━━ Data extracts ━━
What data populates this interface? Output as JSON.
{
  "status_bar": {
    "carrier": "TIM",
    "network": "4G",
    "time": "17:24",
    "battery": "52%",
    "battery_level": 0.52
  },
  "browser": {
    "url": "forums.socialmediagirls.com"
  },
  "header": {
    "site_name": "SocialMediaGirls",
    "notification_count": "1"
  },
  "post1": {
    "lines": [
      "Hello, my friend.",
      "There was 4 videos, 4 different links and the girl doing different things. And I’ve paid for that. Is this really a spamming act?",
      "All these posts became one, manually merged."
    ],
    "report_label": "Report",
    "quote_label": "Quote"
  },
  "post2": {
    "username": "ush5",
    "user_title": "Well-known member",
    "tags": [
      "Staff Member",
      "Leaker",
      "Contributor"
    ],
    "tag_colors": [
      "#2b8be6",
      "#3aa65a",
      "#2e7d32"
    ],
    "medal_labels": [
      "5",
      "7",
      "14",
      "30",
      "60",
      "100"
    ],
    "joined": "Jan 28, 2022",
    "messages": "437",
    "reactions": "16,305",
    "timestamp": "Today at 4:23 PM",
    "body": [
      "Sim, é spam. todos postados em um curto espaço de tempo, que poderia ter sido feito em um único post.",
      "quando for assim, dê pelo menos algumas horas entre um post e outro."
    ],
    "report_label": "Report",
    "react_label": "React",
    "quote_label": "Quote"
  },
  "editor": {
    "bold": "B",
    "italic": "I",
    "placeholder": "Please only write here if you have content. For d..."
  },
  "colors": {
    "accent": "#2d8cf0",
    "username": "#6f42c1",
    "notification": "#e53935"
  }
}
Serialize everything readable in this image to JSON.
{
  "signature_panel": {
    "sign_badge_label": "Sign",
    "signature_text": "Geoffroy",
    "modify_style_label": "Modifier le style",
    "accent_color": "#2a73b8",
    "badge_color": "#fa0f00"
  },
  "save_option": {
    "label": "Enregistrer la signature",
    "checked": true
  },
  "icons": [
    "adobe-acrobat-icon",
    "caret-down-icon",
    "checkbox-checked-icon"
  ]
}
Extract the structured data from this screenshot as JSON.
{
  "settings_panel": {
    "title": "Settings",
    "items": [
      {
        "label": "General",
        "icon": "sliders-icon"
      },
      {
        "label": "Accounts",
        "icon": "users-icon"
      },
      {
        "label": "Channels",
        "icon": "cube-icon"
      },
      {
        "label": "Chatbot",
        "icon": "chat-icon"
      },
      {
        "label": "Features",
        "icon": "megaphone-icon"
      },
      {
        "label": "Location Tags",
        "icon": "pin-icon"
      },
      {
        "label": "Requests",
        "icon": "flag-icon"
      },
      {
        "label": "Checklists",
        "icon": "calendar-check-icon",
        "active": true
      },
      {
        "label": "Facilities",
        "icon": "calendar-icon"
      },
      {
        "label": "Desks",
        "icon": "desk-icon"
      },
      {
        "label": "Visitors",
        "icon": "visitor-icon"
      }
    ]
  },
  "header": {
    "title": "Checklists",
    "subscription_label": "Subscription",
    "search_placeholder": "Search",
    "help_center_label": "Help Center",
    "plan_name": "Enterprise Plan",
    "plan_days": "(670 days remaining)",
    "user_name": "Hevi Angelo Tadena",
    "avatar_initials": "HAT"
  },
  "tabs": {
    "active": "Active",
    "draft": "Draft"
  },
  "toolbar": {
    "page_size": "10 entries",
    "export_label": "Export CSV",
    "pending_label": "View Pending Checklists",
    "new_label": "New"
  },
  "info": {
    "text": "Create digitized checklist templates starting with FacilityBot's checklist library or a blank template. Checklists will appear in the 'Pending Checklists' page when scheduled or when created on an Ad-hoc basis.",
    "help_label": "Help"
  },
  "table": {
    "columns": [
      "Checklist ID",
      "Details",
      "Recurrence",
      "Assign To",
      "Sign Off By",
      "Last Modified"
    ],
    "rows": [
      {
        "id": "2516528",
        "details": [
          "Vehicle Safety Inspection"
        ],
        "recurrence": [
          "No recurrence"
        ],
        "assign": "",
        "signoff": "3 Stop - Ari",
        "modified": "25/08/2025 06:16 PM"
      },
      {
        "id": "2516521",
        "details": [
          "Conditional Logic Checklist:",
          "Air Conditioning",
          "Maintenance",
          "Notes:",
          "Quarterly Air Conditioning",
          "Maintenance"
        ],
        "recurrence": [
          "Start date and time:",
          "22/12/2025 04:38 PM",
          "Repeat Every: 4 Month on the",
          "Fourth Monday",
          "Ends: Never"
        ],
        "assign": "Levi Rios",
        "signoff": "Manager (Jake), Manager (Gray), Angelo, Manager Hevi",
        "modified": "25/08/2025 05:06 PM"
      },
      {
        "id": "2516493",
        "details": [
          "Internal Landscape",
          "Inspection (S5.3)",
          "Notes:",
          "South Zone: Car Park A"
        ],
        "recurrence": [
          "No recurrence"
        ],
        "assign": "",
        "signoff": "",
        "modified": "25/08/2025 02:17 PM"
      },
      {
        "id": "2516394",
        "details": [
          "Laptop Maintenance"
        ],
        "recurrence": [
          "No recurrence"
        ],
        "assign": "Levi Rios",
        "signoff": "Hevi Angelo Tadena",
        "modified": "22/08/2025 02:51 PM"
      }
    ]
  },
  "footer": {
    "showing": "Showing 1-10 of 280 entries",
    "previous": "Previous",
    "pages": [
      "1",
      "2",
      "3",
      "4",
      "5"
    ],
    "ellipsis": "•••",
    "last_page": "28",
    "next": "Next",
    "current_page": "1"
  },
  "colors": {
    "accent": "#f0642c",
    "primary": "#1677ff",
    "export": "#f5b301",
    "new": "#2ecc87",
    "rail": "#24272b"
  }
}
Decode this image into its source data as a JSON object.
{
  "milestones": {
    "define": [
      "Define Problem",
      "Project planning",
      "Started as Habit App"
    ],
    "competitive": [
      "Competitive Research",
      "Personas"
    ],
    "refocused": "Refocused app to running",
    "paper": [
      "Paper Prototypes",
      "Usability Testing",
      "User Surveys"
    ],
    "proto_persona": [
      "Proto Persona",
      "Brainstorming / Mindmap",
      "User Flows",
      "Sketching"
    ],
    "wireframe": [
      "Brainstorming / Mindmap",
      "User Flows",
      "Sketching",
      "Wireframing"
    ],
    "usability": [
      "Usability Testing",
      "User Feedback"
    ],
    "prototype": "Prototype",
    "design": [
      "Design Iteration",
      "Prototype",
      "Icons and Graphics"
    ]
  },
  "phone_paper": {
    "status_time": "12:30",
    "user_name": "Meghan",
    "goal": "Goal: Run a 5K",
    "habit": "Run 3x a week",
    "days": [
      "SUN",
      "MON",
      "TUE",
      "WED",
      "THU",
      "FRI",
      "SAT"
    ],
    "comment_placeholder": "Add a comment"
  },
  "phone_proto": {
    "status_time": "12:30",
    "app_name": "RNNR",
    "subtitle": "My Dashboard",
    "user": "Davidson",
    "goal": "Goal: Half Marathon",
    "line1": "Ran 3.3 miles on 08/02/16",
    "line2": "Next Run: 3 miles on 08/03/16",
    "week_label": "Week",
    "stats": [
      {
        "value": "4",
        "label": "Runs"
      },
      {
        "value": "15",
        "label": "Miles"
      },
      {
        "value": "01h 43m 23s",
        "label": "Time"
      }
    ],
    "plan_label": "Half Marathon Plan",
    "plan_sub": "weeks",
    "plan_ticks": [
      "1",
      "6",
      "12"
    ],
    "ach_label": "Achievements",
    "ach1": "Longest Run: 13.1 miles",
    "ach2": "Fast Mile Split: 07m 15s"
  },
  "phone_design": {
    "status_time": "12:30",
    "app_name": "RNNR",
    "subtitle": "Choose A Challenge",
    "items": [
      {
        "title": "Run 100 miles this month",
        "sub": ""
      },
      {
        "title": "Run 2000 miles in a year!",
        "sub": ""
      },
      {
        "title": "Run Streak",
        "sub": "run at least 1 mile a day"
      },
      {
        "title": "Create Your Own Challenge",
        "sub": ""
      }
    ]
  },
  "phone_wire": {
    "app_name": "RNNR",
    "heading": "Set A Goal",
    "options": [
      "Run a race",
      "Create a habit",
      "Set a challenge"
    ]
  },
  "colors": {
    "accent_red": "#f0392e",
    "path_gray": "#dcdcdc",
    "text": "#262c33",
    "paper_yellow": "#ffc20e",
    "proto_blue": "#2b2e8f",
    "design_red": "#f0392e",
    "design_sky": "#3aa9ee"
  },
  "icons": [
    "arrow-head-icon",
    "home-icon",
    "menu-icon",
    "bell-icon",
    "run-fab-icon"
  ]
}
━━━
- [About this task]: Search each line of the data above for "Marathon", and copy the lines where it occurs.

- [Problem solution]:
    "goal": "Goal: Half Marathon",
    "plan_label": "Half Marathon Plan",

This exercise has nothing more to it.